Adams’ advisory approval requires the rezoning plan to include full funding for capital improvements at both developments, with a ballpark estimate of $274 million in funding needed.
If the city is unable to come up with $274 million, Borough Hall recommended that the maximum heights and density for some of the rezoning area be capped at 145 feet, unless developers purchase air rights from the area’s NYCHA developments.
“New York City is always changing, but every once in a while we need a sea change — and that’s what I believe we are embracing now,” Adams said.
Adams, who ran and won a mayoral campaign that focused on working-class communities of color in the outer boroughs, indicated during the press conference that his administration could support similar projects in the future, that see NYCHA developments boosted through tax revenues from private developments in their area.
The 82-block rezoning proposal would allow for residential development in the largely industrial neighborhood while preserving some of the industrial uses the neighborhood has long been home to.

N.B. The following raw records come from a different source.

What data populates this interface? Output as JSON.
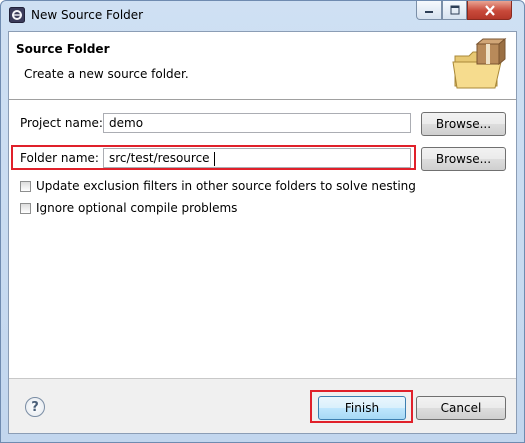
{
  "window": {
    "title": "New Source Folder",
    "app_icon": "eclipse-icon",
    "controls": [
      "minimize-icon",
      "maximize-icon",
      "close-icon"
    ]
  },
  "header": {
    "title": "Source Folder",
    "description": "Create a new source folder.",
    "icon": "folder-package-icon"
  },
  "form": {
    "project_label": "Project name:",
    "project_value": "demo",
    "project_browse": "Browse...",
    "folder_label": "Folder name:",
    "folder_value": "src/test/resource",
    "folder_browse": "Browse...",
    "options": [
      {
        "label": "Update exclusion filters in other source folders to solve nesting",
        "checked": false
      },
      {
        "label": "Ignore optional compile problems",
        "checked": false
      }
    ]
  },
  "footer": {
    "help_icon": "help-icon",
    "finish": "Finish",
    "cancel": "Cancel"
  },
  "colors": {
    "highlight": "#e0202a",
    "close_button": "#c8493a",
    "title_bar": "#cfe0f3"
  }
}
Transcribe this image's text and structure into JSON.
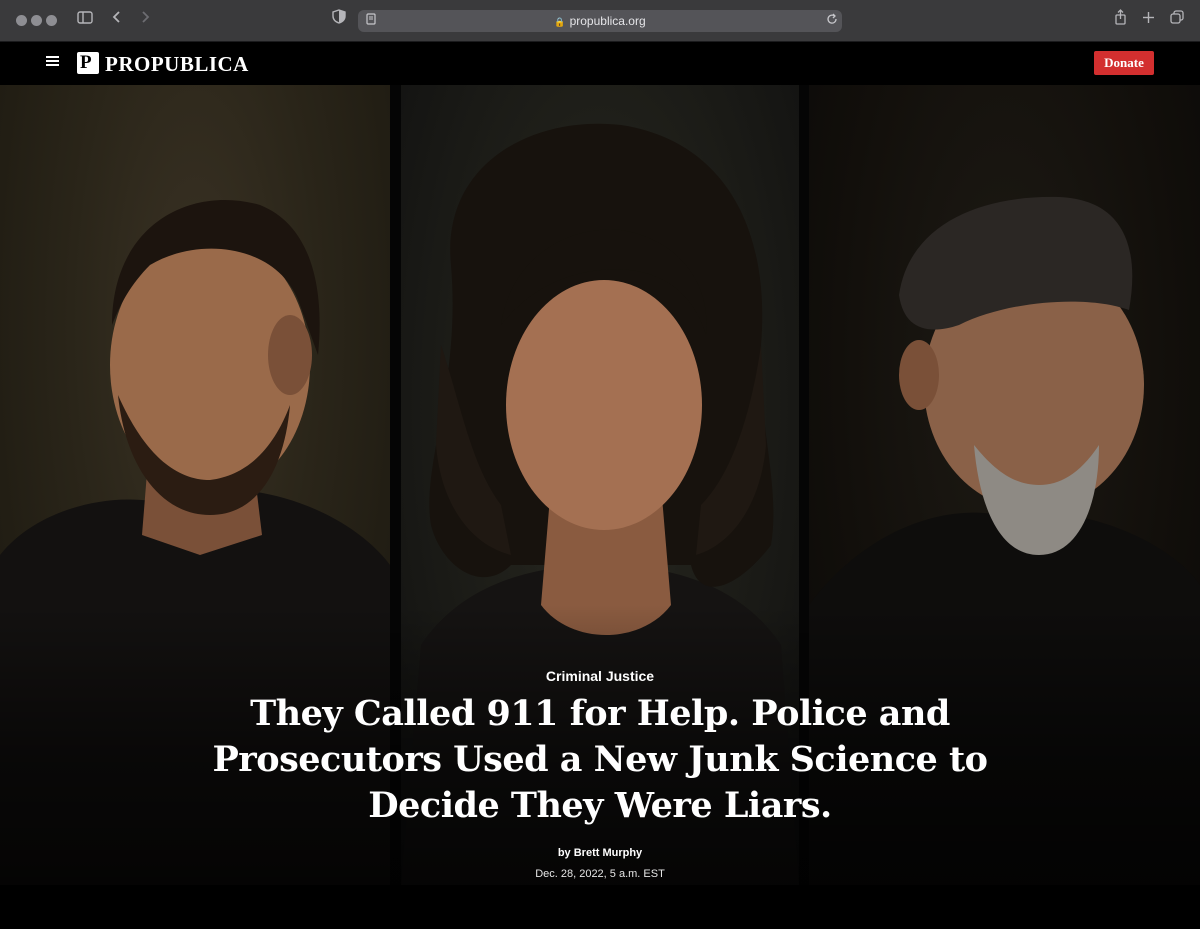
{
  "browser": {
    "url": "propublica.org",
    "icons": {
      "sidebar": "sidebar-icon",
      "back": "chevron-left-icon",
      "forward": "chevron-right-icon",
      "shield": "shield-icon",
      "reader": "reader-icon",
      "lock": "lock-icon",
      "reload": "reload-icon",
      "share": "share-icon",
      "new_tab": "plus-icon",
      "tabs": "tabs-icon"
    }
  },
  "site_header": {
    "logo_text": "PROPUBLICA",
    "donate_label": "Donate",
    "donate_color": "#d32f2f"
  },
  "article": {
    "category": "Criminal Justice",
    "headline": "They Called 911 for Help. Police and Prosecutors Used a New Junk Science to Decide They Were Liars.",
    "byline": "by Brett Murphy",
    "date": "Dec. 28, 2022, 5 a.m. EST"
  }
}
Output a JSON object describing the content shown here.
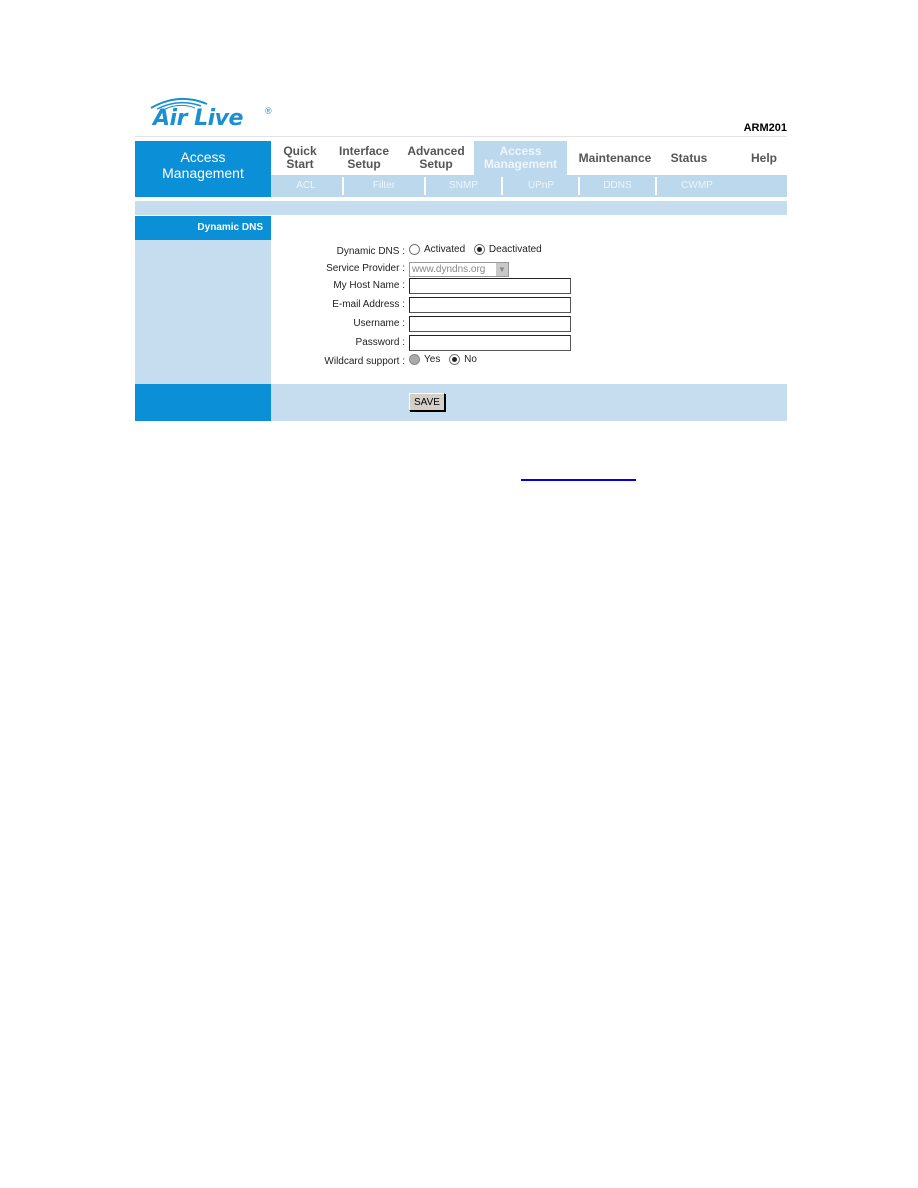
{
  "header": {
    "logo_text": "Air Live",
    "logo_reg": "®",
    "model": "ARM201"
  },
  "nav": {
    "brand_line1": "Access",
    "brand_line2": "Management",
    "tabs": [
      {
        "line1": "Quick",
        "line2": "Start",
        "active": false
      },
      {
        "line1": "Interface",
        "line2": "Setup",
        "active": false
      },
      {
        "line1": "Advanced",
        "line2": "Setup",
        "active": false
      },
      {
        "line1": "Access",
        "line2": "Management",
        "active": true
      },
      {
        "line1": "Maintenance",
        "line2": "",
        "active": false
      },
      {
        "line1": "Status",
        "line2": "",
        "active": false
      },
      {
        "line1": "Help",
        "line2": "",
        "active": false
      }
    ],
    "subtabs": [
      "ACL",
      "Filter",
      "SNMP",
      "UPnP",
      "DDNS",
      "CWMP"
    ]
  },
  "section": {
    "title": "Dynamic DNS"
  },
  "form": {
    "dynamic_dns": {
      "label": "Dynamic DNS :",
      "options": [
        "Activated",
        "Deactivated"
      ],
      "selected": "Deactivated"
    },
    "service_provider": {
      "label": "Service Provider :",
      "value": "www.dyndns.org"
    },
    "host_name": {
      "label": "My Host Name :",
      "value": ""
    },
    "email": {
      "label": "E-mail Address :",
      "value": ""
    },
    "username": {
      "label": "Username :",
      "value": ""
    },
    "password": {
      "label": "Password :",
      "value": ""
    },
    "wildcard": {
      "label": "Wildcard support :",
      "options": [
        "Yes",
        "No"
      ],
      "selected": "No"
    }
  },
  "actions": {
    "save_label": "SAVE"
  },
  "colors": {
    "brand_blue": "#0b8fd6",
    "light_blue": "#c6ddef",
    "link_blue": "#0000ee"
  }
}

The rezoning has earned the conditional support of local Community Board 6, with money for NYCHA repairs among the paramount conditions the board said the city must meet.
“It’s great to see Borough President Adams emphasize the importance of NYCHA funding and so many other of the conditions we’ve emphasized throughout the Gowanus Rezoning Process,” said Community Board 6 District Manager Mike Racioppo.
Gowanus Councilmember Brad Lander, who has the most sway over the rezoning as the representative of the area and with the practice of member deference in mind, has said he will not approve the rezoning if adequate funding for NYCHA is not included.
“I’m going to use [the community board’s recommendation] and the borough president’s recommendation as my marching orders,” Lander said on Friday.
According to Lander, the city has proposed three different funding packages, all between $40 and $50 million, which the councilmember slammed as inadequate during a June press conference.
According to City Hall’s own estimates, there are at least $132 million in capital funding needs at the Gowanus and Wyckoff developments. Residents say the buildings are in a constant state of disrepair, with some buildings recently going without gas for as long as six months.
Ed Tyree, the president of the Gowanus Houses tenant association, said the rezoning feels like a chance for NYCHA residents to finally exert some leverage over the city, after years of neglect.
“Nobody’s mentioned the housing authority for years,” Tyree said. “And because they don’t mention it we become invisible. Now we’re not invisible because people want what we have, so we’re not just giving that away.”